Tuesday, June 9, 2015

The Three Main Parts of the Flute

The flute is a virtuosic instrument that flutists can play extremely fast.

The flute is one of the most versatile and virtuosic instruments in the orchestra. Flutists must familiarize themselves with the parts of the instrument and how those parts function in the overall structure of the instrument. Several smaller components compose the main three parts of the flute. Knowing their names and functions will enable the flutist to take better care of the instrument and talk competently about the flute's construction.

General Construction


The flute's three main parts can be taken apart. This capability has several benefits. Separating the parts makes it easier to clean the flute, provides the possibility of tuning the instrument, makes it more compact for travel and allows the flutist to incorporate advanced techniques such as blowing through the head joint alone.

Head Joint


The head joint of a flute has an embouchure plate that the flutist blows through to produce sound. By pushing the head joint farther into the body joint, or pulling it away from the body joint, the flutist can tune the flute either sharp or flat. The head joint slides into the body joint.

Body Joint


The body joint is the main part of the flute and houses the keys for the majority of the flutist's range.

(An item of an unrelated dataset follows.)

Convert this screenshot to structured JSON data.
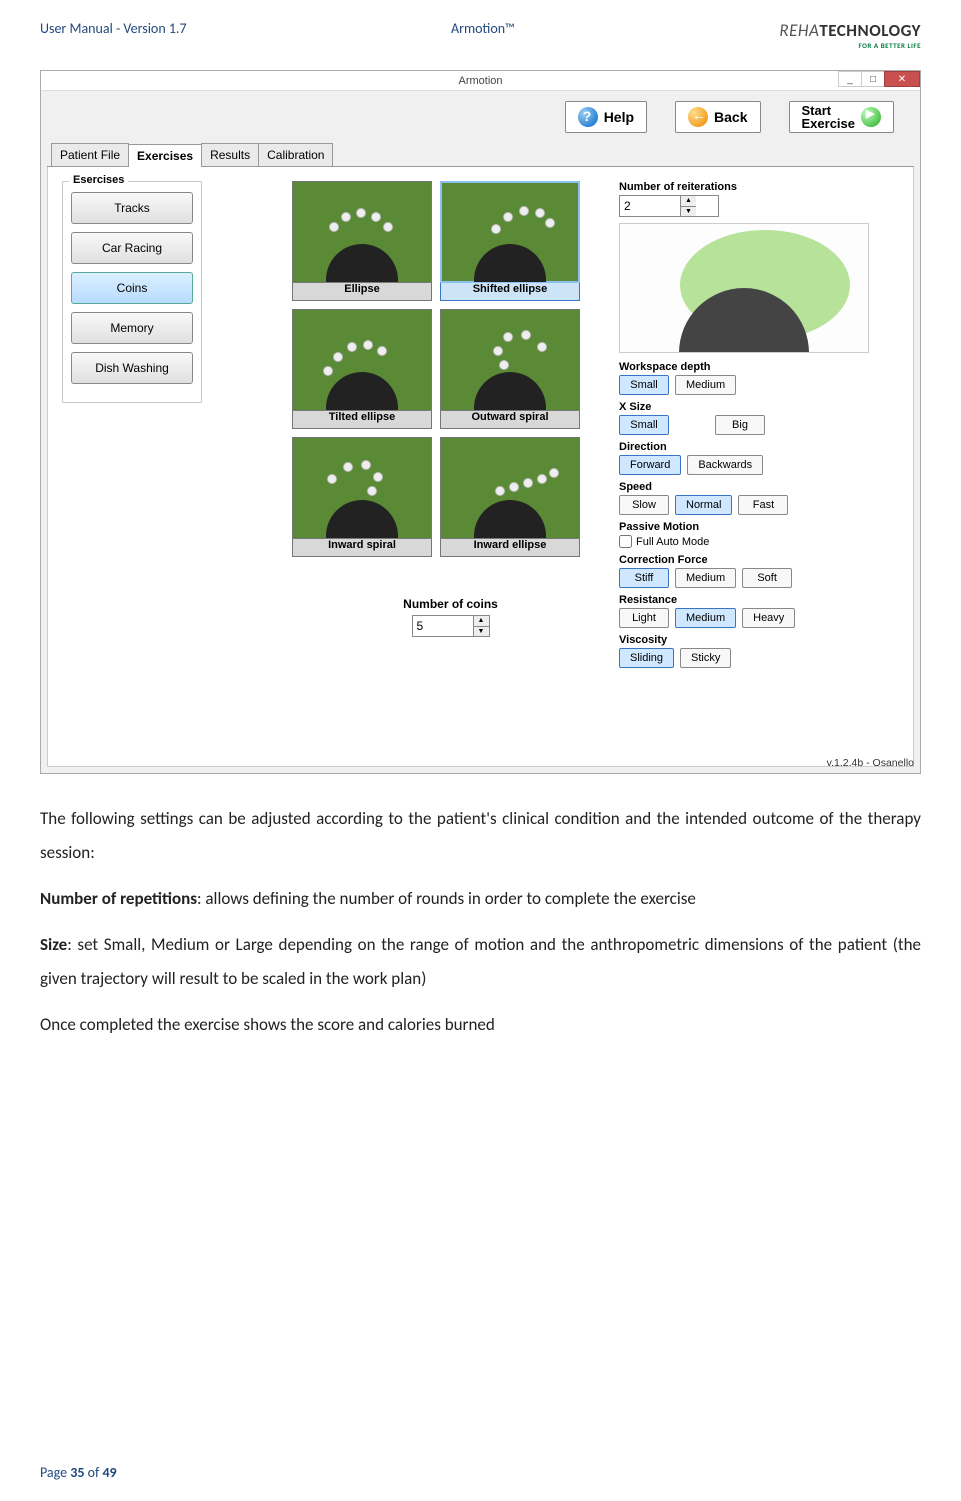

This part has several components including keypads for each of the keys and a tenon at the end the body joint that slides into the foot joint. The tenon is important since it adjusts the intonation of the flute.

Foot Joint


The foot joint is the third part of the flute. Professional flutes will have a foot joint that is capable of playing down to a B just below middle C. Student flutes usually have a foot joint that is capable of just going down to middle C. Various pieces require the use of the extended foot joint as they use a low B in the composition. "Chilled for Solo Flute" by Kevin Ure and "Density 21.5" by Edgar Varese both use a low B in the music.